one of them is a very universal look-and-feel for all platforms. It's able to handle multiple resolutions easily, as well as different form factors
the other tries as much as possible to use the native look-and-feel. It has different frontends that can support a fairly universal programming model, though no doubt the users do have to do a bit more work. We could probably help testing these apps
yes, fair enough regarding the multiple frontends. having a one-size-fits-all approach to UI development always leads to tradeoffs and you may get more of them once you try to support multiple paradigms. having said that, tools like QML are handling embedded, mobile and desktop use-cases and they’re fairly successful in that regard.
doesn’t mean you need to design all of them upfront, certainly.
When i was doing QT for a job i was stuck with 4.xx, so i haven't actually used QML
re state management: for me this has always the main pain point when using UI libraries. for instance, if you want to have a custom TreeView in Qt you need to do a custom implementation of QAbstractTreeModel and you’re basically asked to implement methods like “give me the Nth child of this specific item”, “what’s the tooltip of this item”, “what is the parent of this item”. additionally you need to emit the right messages at the right time, so that all UI components understand when an item has been inserted in a specific position. this is surprisingly tricky to get right, and Qt even ships a “ModelTester” class that you can use to unit test your custom model. I wrote a custom TreeModel at one point that worked in a “React”-style approach using diffs between previous and current state, and would emit the appropriate events based on that, but this was of course relatively slow for large trees.

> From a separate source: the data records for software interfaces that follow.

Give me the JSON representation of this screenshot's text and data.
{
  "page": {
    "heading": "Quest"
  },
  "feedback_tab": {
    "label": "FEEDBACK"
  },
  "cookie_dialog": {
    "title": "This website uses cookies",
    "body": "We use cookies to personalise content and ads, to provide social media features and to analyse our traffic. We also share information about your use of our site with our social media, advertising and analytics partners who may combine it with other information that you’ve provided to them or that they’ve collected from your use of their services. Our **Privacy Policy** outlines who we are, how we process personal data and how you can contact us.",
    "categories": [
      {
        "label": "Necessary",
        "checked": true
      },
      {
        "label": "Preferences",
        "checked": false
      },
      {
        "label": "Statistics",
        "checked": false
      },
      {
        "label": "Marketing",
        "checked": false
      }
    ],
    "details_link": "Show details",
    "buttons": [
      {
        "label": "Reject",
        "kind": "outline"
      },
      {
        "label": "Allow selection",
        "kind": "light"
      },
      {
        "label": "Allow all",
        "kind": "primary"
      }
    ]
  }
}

so for a good state management crate you’d probably have to start with persistent data structures (like trees), that understand the concept of “previous state” and “current state”.
if you have that working, undo/redo also flows naturally from that, without having to write tons of custom undo/redo command implementations.

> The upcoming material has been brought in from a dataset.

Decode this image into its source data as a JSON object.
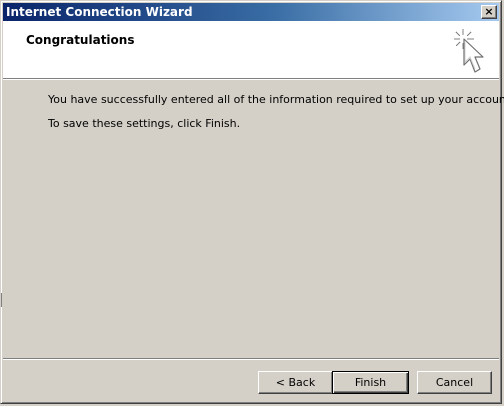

I'd rather not tie anyone to a specific data structure either
that'll just lead to the same problem as qt's abstract models, but instead of herding events you're just herding mutations
one thing I've been considering is something like QAbstractTreeModel but where it doesn't use events to update the UI
and instead it just unconditionally repaints everything visible whenever anything has changed
which gives a react/vue-like flow but without any diffing
the event loop might look something like this:
receive OS event(s)
run capture+bubble triggering based on cursor and focus, filtering OS events to more semantic events (but not changing any state)
pass the semantic events off to "components" and actually update state in response (this includes both UI state like scrolling/text selection/etc and user state like text/radio selection/etc)
re-run styling, layout, and paint, then go back to waiting on OS events
with that default probably-doing-too-much flow you could imagine compartmentalizing things in step 3 so that you know which sub-sections of the UI need layout/etc
but that could be approached as an optimization, rather than something the user has to get right or risk dropping stuff on the floor
the key API data structure there, I think, would be a kind of "template" that looks a lot like the DOM but doesn't contain any content, only handles into the state which could then be stored any way the user likes
@rpjohnst like a scene graph in a video game?
but scene graphs often include the actual data as well
i was thinking more of how its done with entity component system thingies
the rendering approach is basically the same
yeah, modern game architecture should be pretty applicable to GUIs, at least partly
Gerald E Butler
@madmalik Yeah, sorry, haven't been around. The "software" was Progress 4GL RAD Development. It's a fairly sophisticated 4GL database language that's been around since the '80's that ran on everything from DOS up to large Unix boxes and Mainframes. It was kind of ahead of its time. It's still around, but, Open Source, Java, C#, etc have really cut into its market.